Published time: March 22, 2013 23:53
AFP Photo / Timothy A. Clary

AFP Photo / Timothy A. Clary

Lawyers for the Obama administration will argue next week that US authorities are not required to obtain a search warrant before attaching a GPS device to an individual’s car in order to keep tabs on them.

The case, set to be heard on Tuesday by the 3rd US Circuit Court of Appeals in Philadelphia, comes over a year after a US Supreme Court decision failed to convince the Department of Justice that warrantless GPS tracking is an infringement on Americans' Constitutional rights.

This case is the government’s primary hope that it does not need a judge’s approval to attach a GPS device to a car,” Catherine Crump, a lawyer with the American Civil Liberties Union (ACLU) told Wired magazine.

In January 2012 the Supreme Court overruled an Obama administration assertion that police should be permitted to affix a GPS device to a personal vehicle without a search warrant. Questions were left, however, when the Court declined to answer whether that type of search was unreasonable and when justices could not reach a consensus on how police would need to monitor a suspect before requesting a warrant.

We hold that the government’s installation of a GPS device on a target’s vehicle, and its use of that device to monitor the vehicle’s movement, constitutes a ‘search,’” Justice Antonin Scalia wrote for the five-justice majority last January.
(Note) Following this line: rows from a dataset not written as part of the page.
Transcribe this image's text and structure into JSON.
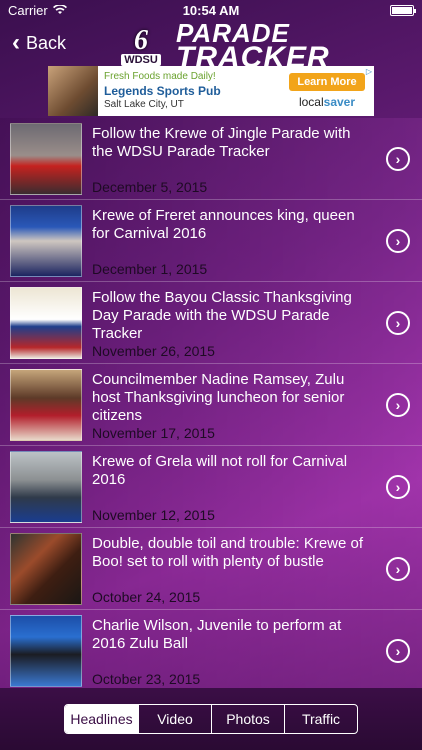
{
  "status": {
    "carrier": "Carrier",
    "time": "10:54 AM"
  },
  "nav": {
    "back_label": "Back",
    "logo_six": "6",
    "logo_station": "WDSU",
    "logo_line1": "PARADE",
    "logo_line2": "TRACKER"
  },
  "ad": {
    "line1": "Fresh Foods made Daily!",
    "line2": "Legends Sports Pub",
    "line3": "Salt Lake City, UT",
    "button": "Learn More",
    "brand_a": "local",
    "brand_b": "saver"
  },
  "items": [
    {
      "title": "Follow the Krewe of Jingle Parade with the WDSU Parade Tracker",
      "date": "December 5, 2015"
    },
    {
      "title": "Krewe of Freret announces king, queen for Carnival 2016",
      "date": "December 1, 2015"
    },
    {
      "title": "Follow the Bayou Classic Thanksgiving Day Parade with the WDSU Parade Tracker",
      "date": "November 26, 2015"
    },
    {
      "title": "Councilmember Nadine Ramsey, Zulu host Thanksgiving luncheon for senior citizens",
      "date": "November 17, 2015"
    },
    {
      "title": "Krewe of Grela will not roll for Carnival 2016",
      "date": "November 12, 2015"
    },
    {
      "title": "Double, double toil and trouble: Krewe of Boo! set to roll with plenty of bustle",
      "date": "October 24, 2015"
    },
    {
      "title": "Charlie Wilson, Juvenile to perform at 2016 Zulu Ball",
      "date": "October 23, 2015"
    }
  ],
  "tabs": [
    "Headlines",
    "Video",
    "Photos",
    "Traffic"
  ]
}
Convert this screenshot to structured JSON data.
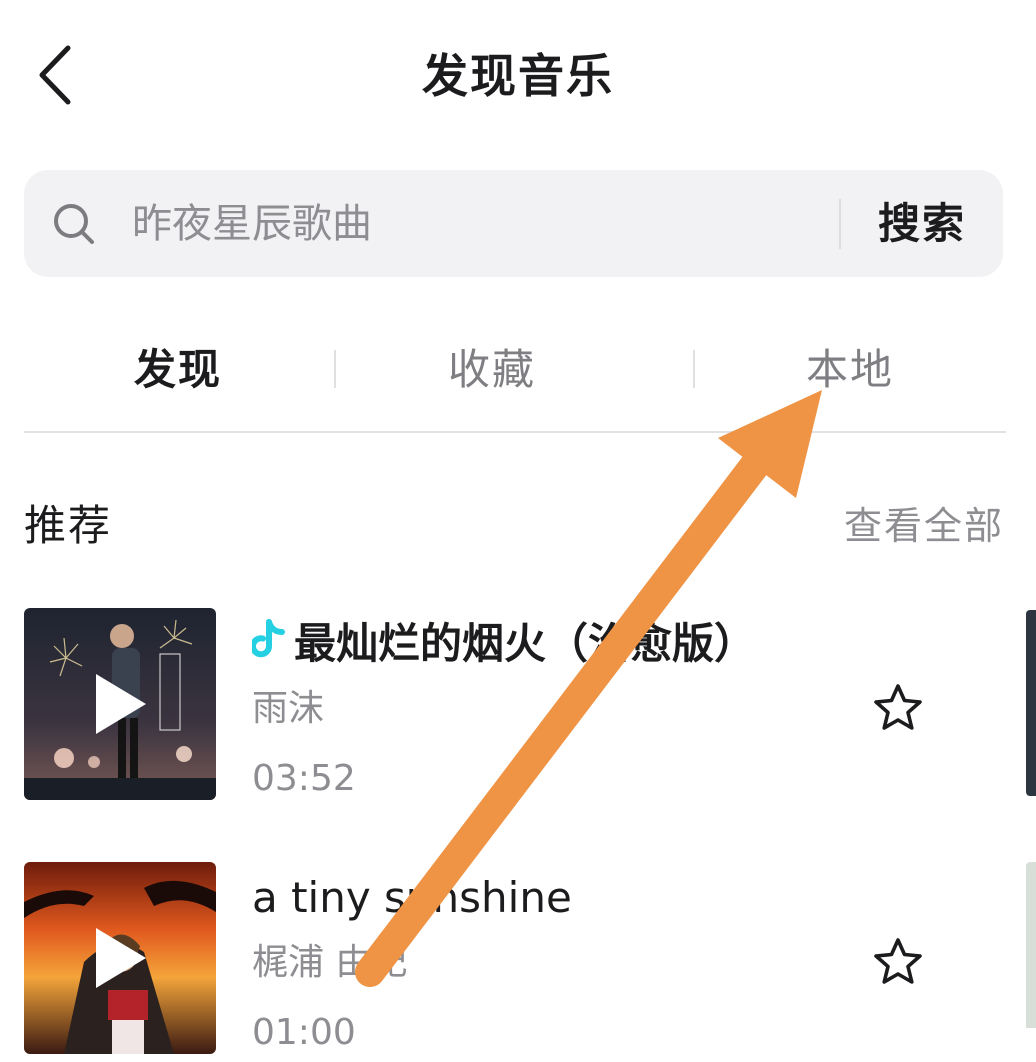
{
  "header": {
    "title": "发现音乐"
  },
  "search": {
    "placeholder": "昨夜星辰歌曲",
    "button_label": "搜索"
  },
  "tabs": [
    {
      "label": "发现",
      "active": true
    },
    {
      "label": "收藏",
      "active": false
    },
    {
      "label": "本地",
      "active": false
    }
  ],
  "section": {
    "title": "推荐",
    "more_label": "查看全部"
  },
  "songs": [
    {
      "title": "最灿烂的烟火（治愈版）",
      "artist": "雨沫",
      "duration": "03:52",
      "icon": "douyin-note-icon"
    },
    {
      "title": "a tiny sunshine",
      "artist": "梶浦 由記",
      "duration": "01:00"
    }
  ],
  "colors": {
    "accent_note": "#25d0e2",
    "arrow": "#ef9345",
    "search_bg": "#f2f2f4"
  }
}
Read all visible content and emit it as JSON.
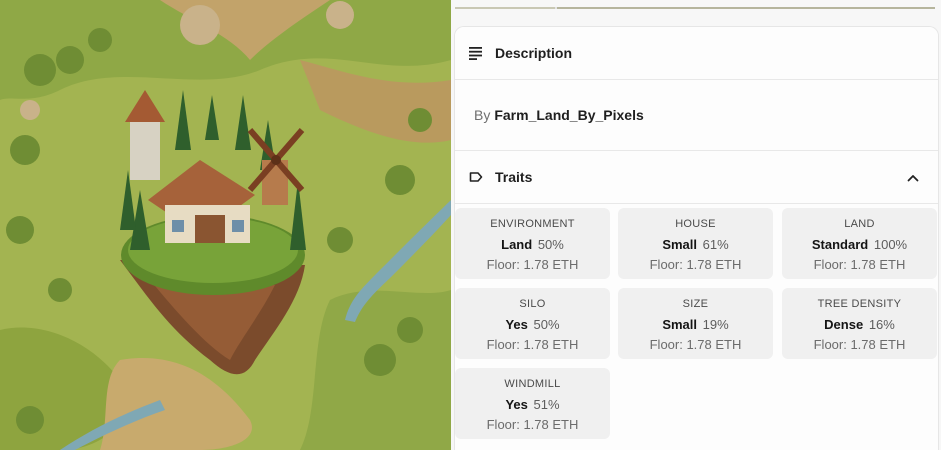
{
  "artwork": {
    "alt": ""
  },
  "description": {
    "title": "Description",
    "by_label": "By",
    "creator": "Farm_Land_By_Pixels"
  },
  "traits": {
    "title": "Traits",
    "items": [
      {
        "type": "ENVIRONMENT",
        "value": "Land",
        "percent": "50%",
        "floor": "Floor: 1.78 ETH"
      },
      {
        "type": "HOUSE",
        "value": "Small",
        "percent": "61%",
        "floor": "Floor: 1.78 ETH"
      },
      {
        "type": "LAND",
        "value": "Standard",
        "percent": "100%",
        "floor": "Floor: 1.78 ETH"
      },
      {
        "type": "SILO",
        "value": "Yes",
        "percent": "50%",
        "floor": "Floor: 1.78 ETH"
      },
      {
        "type": "SIZE",
        "value": "Small",
        "percent": "19%",
        "floor": "Floor: 1.78 ETH"
      },
      {
        "type": "TREE DENSITY",
        "value": "Dense",
        "percent": "16%",
        "floor": "Floor: 1.78 ETH"
      },
      {
        "type": "WINDMILL",
        "value": "Yes",
        "percent": "51%",
        "floor": "Floor: 1.78 ETH"
      }
    ]
  },
  "icons": {
    "description": "lines-icon",
    "traits": "tag-icon",
    "collapse": "chevron-up-icon"
  },
  "colors": {
    "card_bg": "#fdfdfd",
    "trait_bg": "#f0f0f0",
    "text": "#1f1f1f",
    "muted": "#6b6b6b"
  }
}
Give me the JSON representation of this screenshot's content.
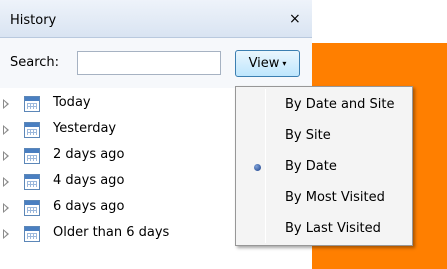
{
  "panel": {
    "title": "History",
    "close_glyph": "×"
  },
  "search": {
    "label": "Search:",
    "value": "",
    "placeholder": ""
  },
  "view_button": {
    "label": "View",
    "arrow": "▾"
  },
  "tree": {
    "items": [
      {
        "label": "Today",
        "icon": "calendar-icon"
      },
      {
        "label": "Yesterday",
        "icon": "calendar-icon"
      },
      {
        "label": "2 days ago",
        "icon": "calendar-icon"
      },
      {
        "label": "4 days ago",
        "icon": "calendar-icon"
      },
      {
        "label": "6 days ago",
        "icon": "calendar-icon"
      },
      {
        "label": "Older than 6 days",
        "icon": "calendar-icon"
      }
    ]
  },
  "view_menu": {
    "items": [
      {
        "label": "By Date and Site",
        "selected": false
      },
      {
        "label": "By Site",
        "selected": false
      },
      {
        "label": "By Date",
        "selected": true
      },
      {
        "label": "By Most Visited",
        "selected": false
      },
      {
        "label": "By Last Visited",
        "selected": false
      }
    ]
  },
  "colors": {
    "content_background": "#ff7f00",
    "button_border": "#3c7fb1"
  }
}
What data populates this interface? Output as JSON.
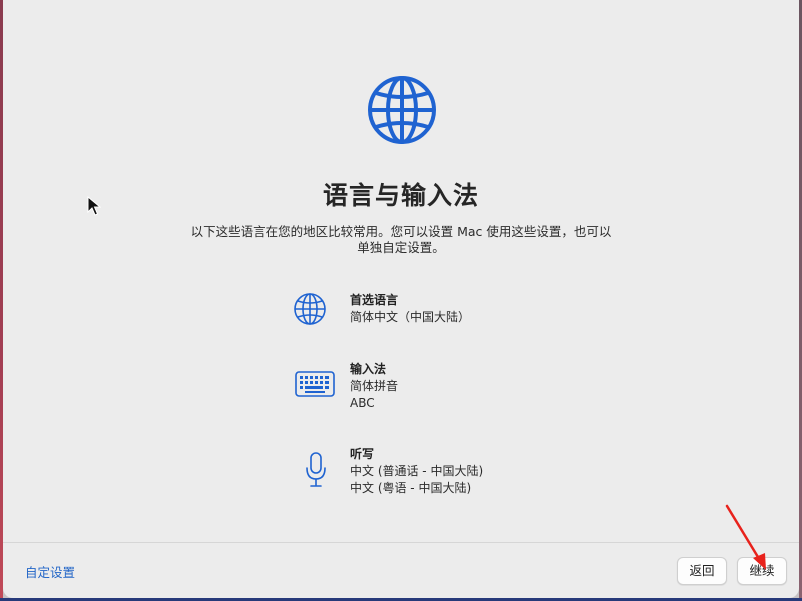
{
  "page": {
    "title": "语言与输入法",
    "subtitle_line1": "以下这些语言在您的地区比较常用。您可以设置 Mac 使用这些设置，也可以",
    "subtitle_line2": "单独自定设置。"
  },
  "settings": [
    {
      "label": "首选语言",
      "values": [
        "简体中文（中国大陆）"
      ],
      "icon": "globe-icon"
    },
    {
      "label": "输入法",
      "values": [
        "简体拼音",
        "ABC"
      ],
      "icon": "keyboard-icon"
    },
    {
      "label": "听写",
      "values": [
        "中文 (普通话 - 中国大陆)",
        "中文 (粤语 - 中国大陆)"
      ],
      "icon": "microphone-icon"
    }
  ],
  "footer": {
    "customize_label": "自定设置",
    "back_label": "返回",
    "continue_label": "继续"
  },
  "colors": {
    "accent": "#1f63d1",
    "link": "#2366c7",
    "annotation": "#e8221c"
  }
}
Scalia stipulated in the opinion that a warrant was not always necessary, but failed to mention any specific examples of when this would be the case.

Now prosecutors are honing on Scalia’s exact language, arguing that the Supreme Court’s decision only specifies that the installation of a GPS constitutes a search, while the tracking that follows does not. The government argues that the Supreme Court has given police near free reign in allowing for search warrant exceptions.

Searches of students, individuals on probation and border crossings are among the proposed exceptions.

The argument resurfaced after Philadelphia brothers Harry, Michael and Mark Katzin were indicted for a string of late-night pharmacy burglaries in 2010. Suspicious of the Dodge Caravan they thought was used in the robberies, investigators monitored the vehicle with a GPS device for 48 hours and were able to trace the brothers' involvement.

Arguing in US v. Katzin, government prosecutors claimed that a law requiring them to seek a warrant would seriously impede investigations of terrorist suspects.

Requiring a warrant and probable cause before officers may attach a GPS device to a vehicle, which is inherently mobile and may no longer be at the location observed when the warrant is obtained, would seriously impede the government’s ability to investigate drug trafficking, terrorism and other crimes,” authorities said in court.

Law enforcement officers could not use GPS devices to gather information to establish probable cause, which is often the most productive use of such devices. Thus, the balancing of law enforcement interests with the minimally intrusive nature of GPS installation and monitoring makes clear that a showing of reasonable suspicion suffices to permit use of a ‘slap-on’ device like that used in this case.”

While the ACLU accused the government of prosecutorial overreach in the case, it praised a new bill - the so-called 'GPS Act' - that would require law enforcement to get a warrant in order to access an individual’s GPS tracking history, whether it be from a vehicle device or a cell phone provider. The bill, which would not affect emergency services but would require police to prove probable cause, was reintroduced into Congress by Senators Ron Wyden (D-OR), Mike Kirk (R-IL) and Representative Jason Chaffetz (R-UT).

In a statement, Wyden decried the government’s blind eye to police overreach.

GPS technology has evolved into a useful commercial and law enforcement tool - but the rules for the use of that tool have not evolved with it,” he said. “The GPS Act provides law enforcement with a clear mandate for when to obtain a warrant for the geolocation information of an American…It protects the privacy and civil liberty of any American using a GPS-enabled device."